%%

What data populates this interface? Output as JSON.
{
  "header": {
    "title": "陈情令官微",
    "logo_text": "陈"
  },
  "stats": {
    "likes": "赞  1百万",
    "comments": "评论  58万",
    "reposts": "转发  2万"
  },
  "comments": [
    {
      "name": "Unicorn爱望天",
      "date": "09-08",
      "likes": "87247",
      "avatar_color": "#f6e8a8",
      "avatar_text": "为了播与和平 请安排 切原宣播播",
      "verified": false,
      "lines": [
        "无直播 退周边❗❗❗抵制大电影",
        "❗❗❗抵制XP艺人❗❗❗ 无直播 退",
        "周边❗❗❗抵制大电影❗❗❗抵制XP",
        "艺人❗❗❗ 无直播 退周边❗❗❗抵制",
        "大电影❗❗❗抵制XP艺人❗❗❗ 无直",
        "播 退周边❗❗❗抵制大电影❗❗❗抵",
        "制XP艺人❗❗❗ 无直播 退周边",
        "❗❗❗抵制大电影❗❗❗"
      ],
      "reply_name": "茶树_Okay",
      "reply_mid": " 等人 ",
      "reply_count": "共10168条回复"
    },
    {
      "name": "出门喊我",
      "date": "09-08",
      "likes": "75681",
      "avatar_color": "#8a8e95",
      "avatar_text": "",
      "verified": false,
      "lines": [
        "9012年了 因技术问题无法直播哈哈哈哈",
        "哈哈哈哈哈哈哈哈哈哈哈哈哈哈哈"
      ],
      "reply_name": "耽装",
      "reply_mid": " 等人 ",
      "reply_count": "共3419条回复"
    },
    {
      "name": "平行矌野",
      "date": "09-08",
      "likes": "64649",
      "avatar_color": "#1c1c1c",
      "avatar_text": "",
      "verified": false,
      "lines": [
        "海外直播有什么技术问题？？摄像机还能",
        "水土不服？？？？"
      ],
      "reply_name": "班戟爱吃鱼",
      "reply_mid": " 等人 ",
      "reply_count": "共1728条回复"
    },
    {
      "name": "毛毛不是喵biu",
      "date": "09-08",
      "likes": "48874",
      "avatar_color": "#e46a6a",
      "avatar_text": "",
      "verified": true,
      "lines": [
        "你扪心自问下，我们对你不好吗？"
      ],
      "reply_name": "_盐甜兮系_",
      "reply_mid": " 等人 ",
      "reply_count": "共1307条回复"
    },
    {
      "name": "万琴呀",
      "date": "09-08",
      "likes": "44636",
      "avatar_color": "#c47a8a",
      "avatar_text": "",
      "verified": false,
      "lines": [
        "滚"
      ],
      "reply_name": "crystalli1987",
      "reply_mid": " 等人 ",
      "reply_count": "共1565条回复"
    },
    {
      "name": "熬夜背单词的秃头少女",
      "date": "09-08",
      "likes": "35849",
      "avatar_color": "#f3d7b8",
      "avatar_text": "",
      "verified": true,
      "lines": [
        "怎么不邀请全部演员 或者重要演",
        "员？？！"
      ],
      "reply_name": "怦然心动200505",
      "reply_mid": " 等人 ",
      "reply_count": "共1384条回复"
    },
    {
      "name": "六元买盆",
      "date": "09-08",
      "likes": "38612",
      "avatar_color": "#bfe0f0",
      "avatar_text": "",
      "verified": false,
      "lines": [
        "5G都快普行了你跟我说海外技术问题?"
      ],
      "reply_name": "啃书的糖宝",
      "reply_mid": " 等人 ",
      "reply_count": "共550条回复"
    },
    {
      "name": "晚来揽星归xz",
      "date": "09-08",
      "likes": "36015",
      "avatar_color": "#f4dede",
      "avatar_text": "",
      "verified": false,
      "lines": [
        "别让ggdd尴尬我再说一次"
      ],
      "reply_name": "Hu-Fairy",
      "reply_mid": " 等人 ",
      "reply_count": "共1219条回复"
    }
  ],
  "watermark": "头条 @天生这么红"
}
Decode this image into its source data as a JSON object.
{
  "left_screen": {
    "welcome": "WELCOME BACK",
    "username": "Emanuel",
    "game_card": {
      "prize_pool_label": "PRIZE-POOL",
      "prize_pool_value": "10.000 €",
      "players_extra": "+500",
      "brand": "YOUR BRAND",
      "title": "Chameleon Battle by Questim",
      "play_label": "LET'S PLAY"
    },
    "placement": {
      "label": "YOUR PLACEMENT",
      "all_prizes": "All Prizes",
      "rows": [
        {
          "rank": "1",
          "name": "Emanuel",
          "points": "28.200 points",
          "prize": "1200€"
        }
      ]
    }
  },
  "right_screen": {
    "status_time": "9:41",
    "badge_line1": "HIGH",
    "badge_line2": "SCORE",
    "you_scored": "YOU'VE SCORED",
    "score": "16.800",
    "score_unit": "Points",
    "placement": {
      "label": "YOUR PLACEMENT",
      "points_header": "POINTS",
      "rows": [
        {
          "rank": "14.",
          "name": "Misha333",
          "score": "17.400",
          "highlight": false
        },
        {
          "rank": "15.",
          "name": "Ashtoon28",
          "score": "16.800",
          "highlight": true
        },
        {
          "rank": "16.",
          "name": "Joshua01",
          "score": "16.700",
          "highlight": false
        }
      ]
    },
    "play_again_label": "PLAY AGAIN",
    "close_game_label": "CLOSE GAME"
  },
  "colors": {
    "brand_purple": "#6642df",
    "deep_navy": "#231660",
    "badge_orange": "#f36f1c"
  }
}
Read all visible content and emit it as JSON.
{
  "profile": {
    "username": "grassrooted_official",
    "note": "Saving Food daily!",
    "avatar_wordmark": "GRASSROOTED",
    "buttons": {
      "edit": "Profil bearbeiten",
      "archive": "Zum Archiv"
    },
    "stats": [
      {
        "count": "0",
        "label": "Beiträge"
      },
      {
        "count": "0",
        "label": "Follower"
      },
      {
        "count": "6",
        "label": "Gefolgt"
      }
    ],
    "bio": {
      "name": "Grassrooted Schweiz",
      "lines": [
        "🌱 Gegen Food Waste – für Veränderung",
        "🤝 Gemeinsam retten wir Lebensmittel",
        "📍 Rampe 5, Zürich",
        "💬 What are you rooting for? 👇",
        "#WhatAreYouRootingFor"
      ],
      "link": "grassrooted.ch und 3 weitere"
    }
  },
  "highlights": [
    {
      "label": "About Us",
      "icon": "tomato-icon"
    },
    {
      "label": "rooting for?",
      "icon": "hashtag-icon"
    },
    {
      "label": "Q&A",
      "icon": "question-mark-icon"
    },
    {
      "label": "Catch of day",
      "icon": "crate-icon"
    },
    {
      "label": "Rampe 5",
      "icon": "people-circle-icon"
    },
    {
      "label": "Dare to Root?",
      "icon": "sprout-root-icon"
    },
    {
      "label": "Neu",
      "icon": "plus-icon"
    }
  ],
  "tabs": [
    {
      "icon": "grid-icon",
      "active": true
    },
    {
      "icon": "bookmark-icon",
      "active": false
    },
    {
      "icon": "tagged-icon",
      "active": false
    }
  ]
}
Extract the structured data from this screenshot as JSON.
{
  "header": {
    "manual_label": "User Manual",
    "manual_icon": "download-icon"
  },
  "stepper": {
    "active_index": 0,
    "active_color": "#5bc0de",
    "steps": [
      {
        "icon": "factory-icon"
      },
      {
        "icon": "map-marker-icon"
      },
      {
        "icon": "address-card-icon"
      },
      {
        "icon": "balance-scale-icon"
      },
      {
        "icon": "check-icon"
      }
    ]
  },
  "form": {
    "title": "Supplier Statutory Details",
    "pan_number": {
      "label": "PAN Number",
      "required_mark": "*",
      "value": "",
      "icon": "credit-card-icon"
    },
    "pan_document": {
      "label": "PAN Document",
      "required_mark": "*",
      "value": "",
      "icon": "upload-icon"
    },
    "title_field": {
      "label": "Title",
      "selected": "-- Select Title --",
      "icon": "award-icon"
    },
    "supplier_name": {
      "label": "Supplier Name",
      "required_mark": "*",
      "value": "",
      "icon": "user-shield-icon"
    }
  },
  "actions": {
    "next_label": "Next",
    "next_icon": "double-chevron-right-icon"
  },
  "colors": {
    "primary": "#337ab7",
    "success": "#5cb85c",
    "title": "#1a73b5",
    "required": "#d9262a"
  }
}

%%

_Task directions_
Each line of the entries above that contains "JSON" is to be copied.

_Exercise result_
What data populates this interface? Output as JSON.
Decode this image into its source data as a JSON object.
Read all visible content and emit it as JSON.
Extract the structured data from this screenshot as JSON.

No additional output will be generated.